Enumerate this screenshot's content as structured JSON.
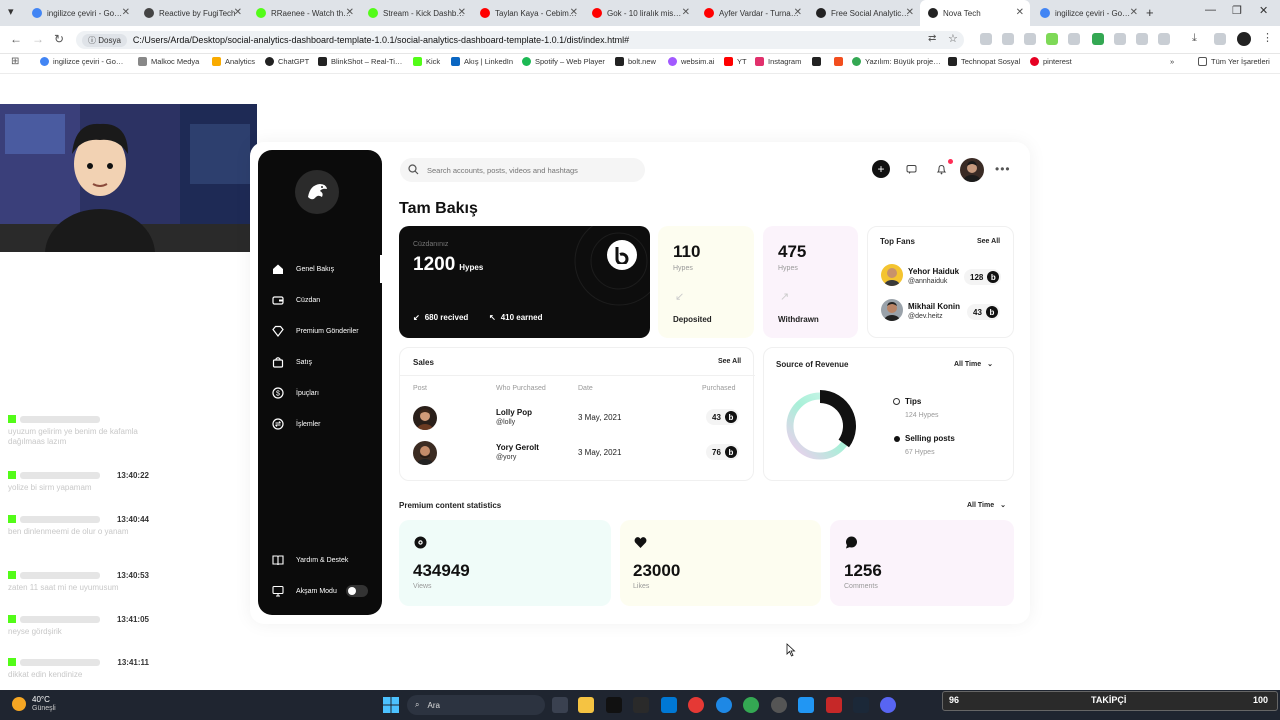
{
  "browser": {
    "tabs": [
      {
        "label": "ingilizce çeviri - Go…",
        "color": "#4285f4"
      },
      {
        "label": "Reactive by FugiTech",
        "color": "#444444"
      },
      {
        "label": "RRaenee - Watch th…",
        "color": "#53fc18"
      },
      {
        "label": "Stream - Kick Dashb…",
        "color": "#53fc18"
      },
      {
        "label": "Taylan Kaya - Cebim…",
        "color": "#ff0000"
      },
      {
        "label": "Gok - 10 liralık mis…",
        "color": "#ff0000"
      },
      {
        "label": "Ayfer Vardar - Turna…",
        "color": "#ff0000"
      },
      {
        "label": "Free Social Analytic…",
        "color": "#222222"
      },
      {
        "label": "Nova Tech",
        "color": "#222222"
      },
      {
        "label": "ingilizce çeviri - Go…",
        "color": "#4285f4"
      }
    ],
    "address_chip": "Dosya",
    "url": "C:/Users/Arda/Desktop/social-analytics-dashboard-template-1.0.1/social-analytics-dashboard-template-1.0.1/dist/index.html#",
    "bookmarks": [
      {
        "label": "ingilizce çeviri - Go…",
        "color": "#4285f4"
      },
      {
        "label": "Malkoc Medya",
        "color": "#888888"
      },
      {
        "label": "Analytics",
        "color": "#f9ab00"
      },
      {
        "label": "ChatGPT",
        "color": "#222222"
      },
      {
        "label": "BlinkShot – Real-Ti…",
        "color": "#222222"
      },
      {
        "label": "Kick",
        "color": "#53fc18"
      },
      {
        "label": "Akış | LinkedIn",
        "color": "#0a66c2"
      },
      {
        "label": "Spotify – Web Player",
        "color": "#1db954"
      },
      {
        "label": "bolt.new",
        "color": "#222222"
      },
      {
        "label": "websim.ai",
        "color": "#a259ff"
      },
      {
        "label": "YT",
        "color": "#ff0000"
      },
      {
        "label": "Instagram",
        "color": "#e1306c"
      },
      {
        "label": "",
        "color": "#222222"
      },
      {
        "label": "",
        "color": "#f24e1e"
      },
      {
        "label": "Yazılım: Büyük proje…",
        "color": "#34a853"
      },
      {
        "label": "Technopat Sosyal",
        "color": "#222222"
      },
      {
        "label": "pinterest",
        "color": "#e60023"
      }
    ],
    "all_bookmarks": "Tüm Yer İşaretleri"
  },
  "chat": {
    "messages": [
      {
        "time": "",
        "text": "uyuzum gelirim ye benim de kafamla dağılmaas lazım"
      },
      {
        "time": "13:40:22",
        "text": "yolize bi sirm yapamam"
      },
      {
        "time": "13:40:44",
        "text": "ben dinlenmeemi de olur o yanam"
      },
      {
        "time": "13:40:53",
        "text": "zaten 11 saat mi ne uyumusum"
      },
      {
        "time": "13:41:05",
        "text": "neyse gördşirik"
      },
      {
        "time": "13:41:11",
        "text": "dikkat edin kendinize"
      }
    ]
  },
  "sidebar": {
    "items": [
      {
        "label": "Genel Bakış",
        "icon": "home-icon"
      },
      {
        "label": "Cüzdan",
        "icon": "wallet-icon"
      },
      {
        "label": "Premium Gönderiler",
        "icon": "diamond-icon"
      },
      {
        "label": "Satış",
        "icon": "bag-icon"
      },
      {
        "label": "İpuçları",
        "icon": "dollar-icon"
      },
      {
        "label": "İşlemler",
        "icon": "exchange-icon"
      }
    ],
    "help": "Yardım & Destek",
    "dark_mode": "Akşam Modu"
  },
  "header": {
    "search_placeholder": "Search accounts, posts, videos and hashtags"
  },
  "page_title": "Tam Bakış",
  "wallet": {
    "label": "Cüzdanınız",
    "amount": "1200",
    "unit": "Hypes",
    "received": "680 recived",
    "earned": "410 earned"
  },
  "deposited": {
    "value": "110",
    "unit": "Hypes",
    "label": "Deposited",
    "bg": "#fdfdf0"
  },
  "withdrawn": {
    "value": "475",
    "unit": "Hypes",
    "label": "Withdrawn",
    "bg": "#fbf3fb"
  },
  "top_fans": {
    "title": "Top Fans",
    "see_all": "See All",
    "fans": [
      {
        "name": "Yehor Haiduk",
        "handle": "@annhaiduk",
        "count": "128"
      },
      {
        "name": "Mikhail Konin",
        "handle": "@dev.heitz",
        "count": "43"
      }
    ]
  },
  "sales": {
    "title": "Sales",
    "see_all": "See All",
    "columns": [
      "Post",
      "Who Purchased",
      "Date",
      "Purchased"
    ],
    "rows": [
      {
        "name": "Lolly Pop",
        "handle": "@lolly",
        "date": "3 May, 2021",
        "count": "43"
      },
      {
        "name": "Yory Gerolt",
        "handle": "@yory",
        "date": "3 May, 2021",
        "count": "76"
      }
    ]
  },
  "revenue": {
    "title": "Source of Revenue",
    "filter": "All Time",
    "items": [
      {
        "label": "Tips",
        "value": "124 Hypes"
      },
      {
        "label": "Selling posts",
        "value": "67 Hypes"
      }
    ],
    "tips": 124,
    "selling": 67
  },
  "premium": {
    "title": "Premium content statistics",
    "filter": "All Time",
    "stats": [
      {
        "value": "434949",
        "label": "Views",
        "bg": "#f0fcf9",
        "icon": "eye-icon"
      },
      {
        "value": "23000",
        "label": "Likes",
        "bg": "#fdfdf0",
        "icon": "heart-icon"
      },
      {
        "value": "1256",
        "label": "Comments",
        "bg": "#fbf3fb",
        "icon": "comment-icon"
      }
    ]
  },
  "taskbar": {
    "weather_temp": "40°C",
    "weather_desc": "Güneşli",
    "search": "Ara",
    "follower_left": "96",
    "follower_label": "TAKİPÇİ",
    "follower_right": "100"
  }
}
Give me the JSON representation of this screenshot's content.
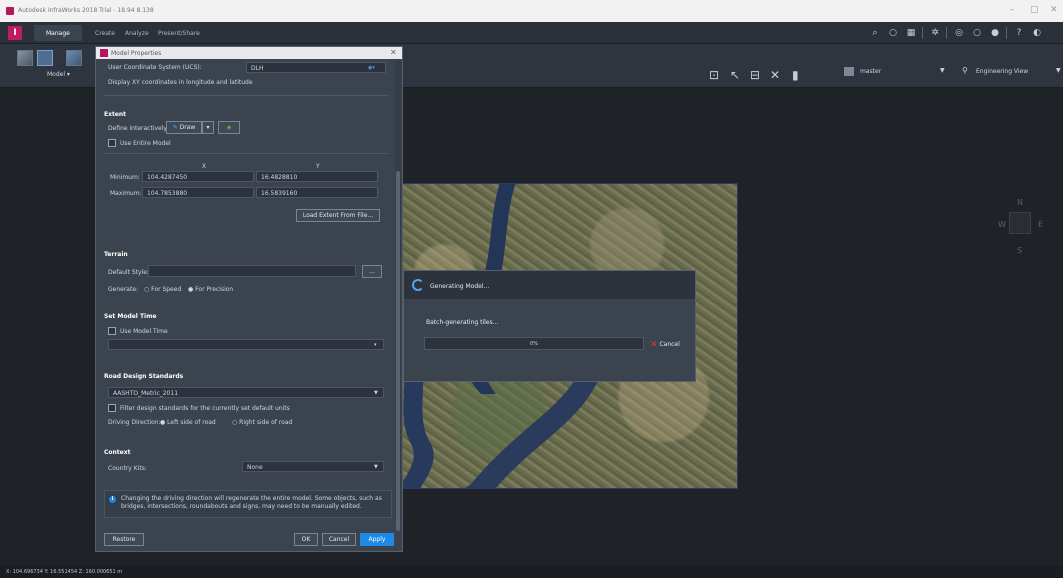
{
  "window": {
    "title": "Autodesk InfraWorks 2018 Trial - 18.94 8.138",
    "controls": [
      "–",
      "▢",
      "✕"
    ]
  },
  "ribbon": {
    "tabs": [
      {
        "label": "Manage"
      },
      {
        "label": "Create"
      },
      {
        "label": "Analyze"
      },
      {
        "label": "Present/Share"
      }
    ],
    "model_label": "Model ▾",
    "view_dropdown": "Engineering View",
    "master_dropdown": "master"
  },
  "dialog": {
    "title": "Model Properties",
    "ucs_label": "User Coordinate System (UCS):",
    "ucs_value": "DLH",
    "display_xy": "Display XY coordinates in longitude and latitude",
    "extent": {
      "header": "Extent",
      "define_label": "Define interactively:",
      "define_button": "Draw",
      "use_entire": "Use Entire Model",
      "col_x": "X",
      "col_y": "Y",
      "min_label": "Minimum:",
      "min_x": "104.4287450",
      "min_y": "16.4828810",
      "max_label": "Maximum:",
      "max_x": "104.7853880",
      "max_y": "16.5839160",
      "load_button": "Load Extent From File..."
    },
    "terrain": {
      "header": "Terrain",
      "default_style": "Default Style:",
      "browse": "...",
      "generate": "Generate:",
      "for_speed": "For Speed",
      "for_precision": "For Precision"
    },
    "model_time": {
      "header": "Set Model Time",
      "use_model_time": "Use Model Time"
    },
    "road_design": {
      "header": "Road Design Standards",
      "standard": "AASHTO_Metric_2011",
      "filter": "Filter design standards for the currently set default units",
      "driving_direction": "Driving Direction:",
      "left": "Left side of road",
      "right": "Right side of road"
    },
    "context": {
      "header": "Context",
      "country_label": "Country Kits:",
      "country_value": "None"
    },
    "info": "Changing the driving direction will regenerate the entire model. Some objects, such as bridges, intersections, roundabouts and signs, may need to be manually edited.",
    "buttons": {
      "restore": "Restore",
      "ok": "OK",
      "cancel": "Cancel",
      "apply": "Apply"
    }
  },
  "progress": {
    "title": "Generating Model...",
    "subtitle": "Batch-generating tiles...",
    "percent": 0,
    "percent_label": "0%",
    "cancel": "Cancel"
  },
  "compass": {
    "n": "N",
    "s": "S",
    "e": "E",
    "w": "W"
  },
  "status": {
    "coords": "X: 104.696734 Y: 16.551454 Z: 160.000651 m"
  },
  "colors": {
    "accent": "#1e88e5",
    "brand": "#c01a62",
    "cancel_x": "#e53935"
  }
}
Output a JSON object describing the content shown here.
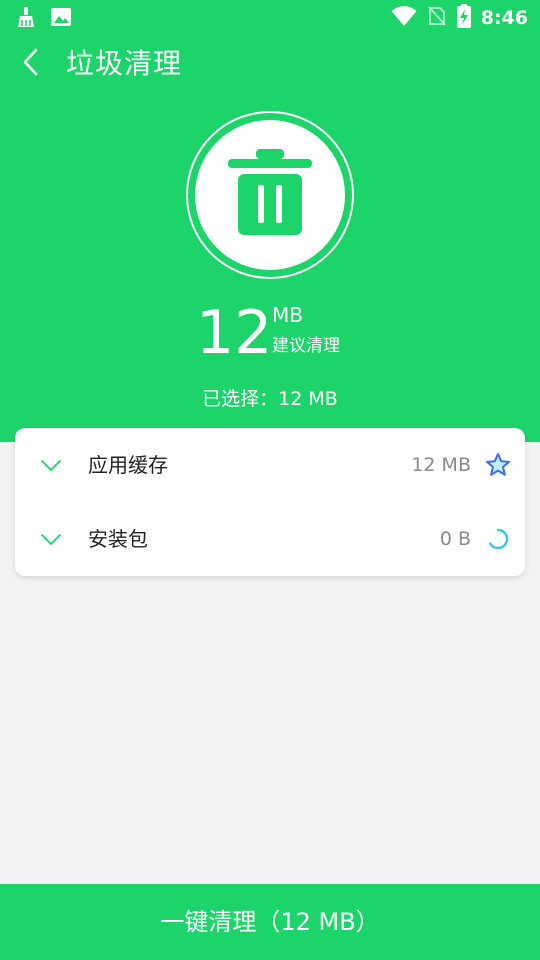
{
  "status_bar": {
    "time": "8:46",
    "icons": [
      "cleaner-icon",
      "image-icon",
      "wifi-icon",
      "no-sim-icon",
      "battery-charging-icon"
    ]
  },
  "header": {
    "title": "垃圾清理",
    "back_icon": "chevron-left-icon"
  },
  "summary": {
    "size_value": "12",
    "size_unit": "MB",
    "suggestion": "建议清理",
    "selected_label": "已选择：",
    "selected_value": "12 MB",
    "center_icon": "trash-icon"
  },
  "categories": [
    {
      "label": "应用缓存",
      "size": "12 MB",
      "status_icon": "star-icon"
    },
    {
      "label": "安装包",
      "size": "0 B",
      "status_icon": "loading-spinner-icon"
    }
  ],
  "action": {
    "clean_label": "一键清理（12 MB）"
  },
  "colors": {
    "primary": "#1dd46a",
    "background": "#f2f3f5",
    "star": "#3f6bf0",
    "spinner": "#38c7e6"
  }
}
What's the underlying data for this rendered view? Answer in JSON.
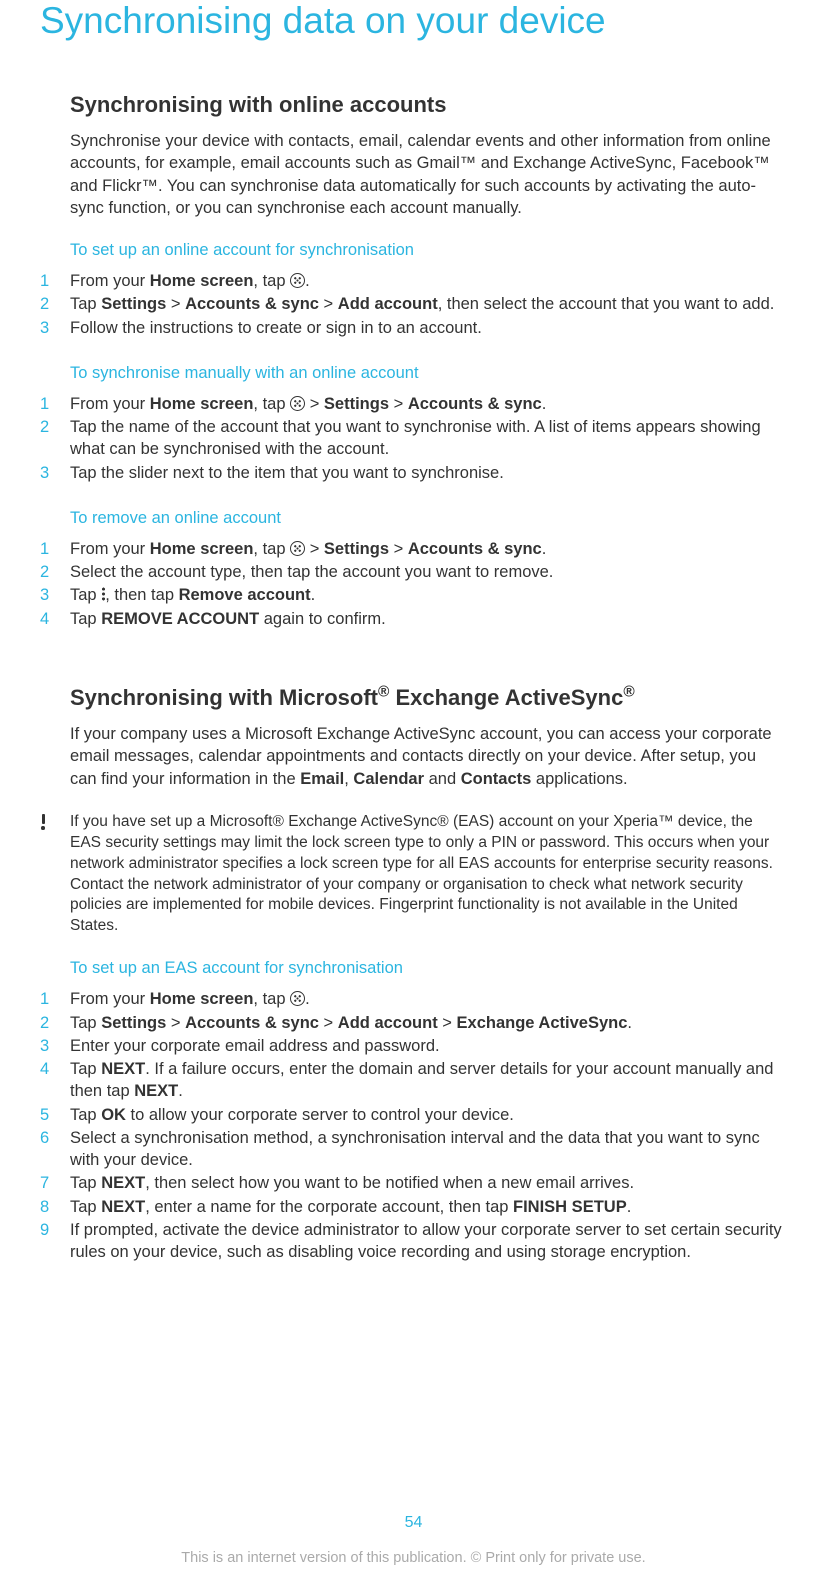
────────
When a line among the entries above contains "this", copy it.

▸ **Reply**:
Enumerate this screenshot's content as structured JSON.
Give me the JSON representation of this screenshot's content.
What's the underlying data for this rendered view? Answer in JSON.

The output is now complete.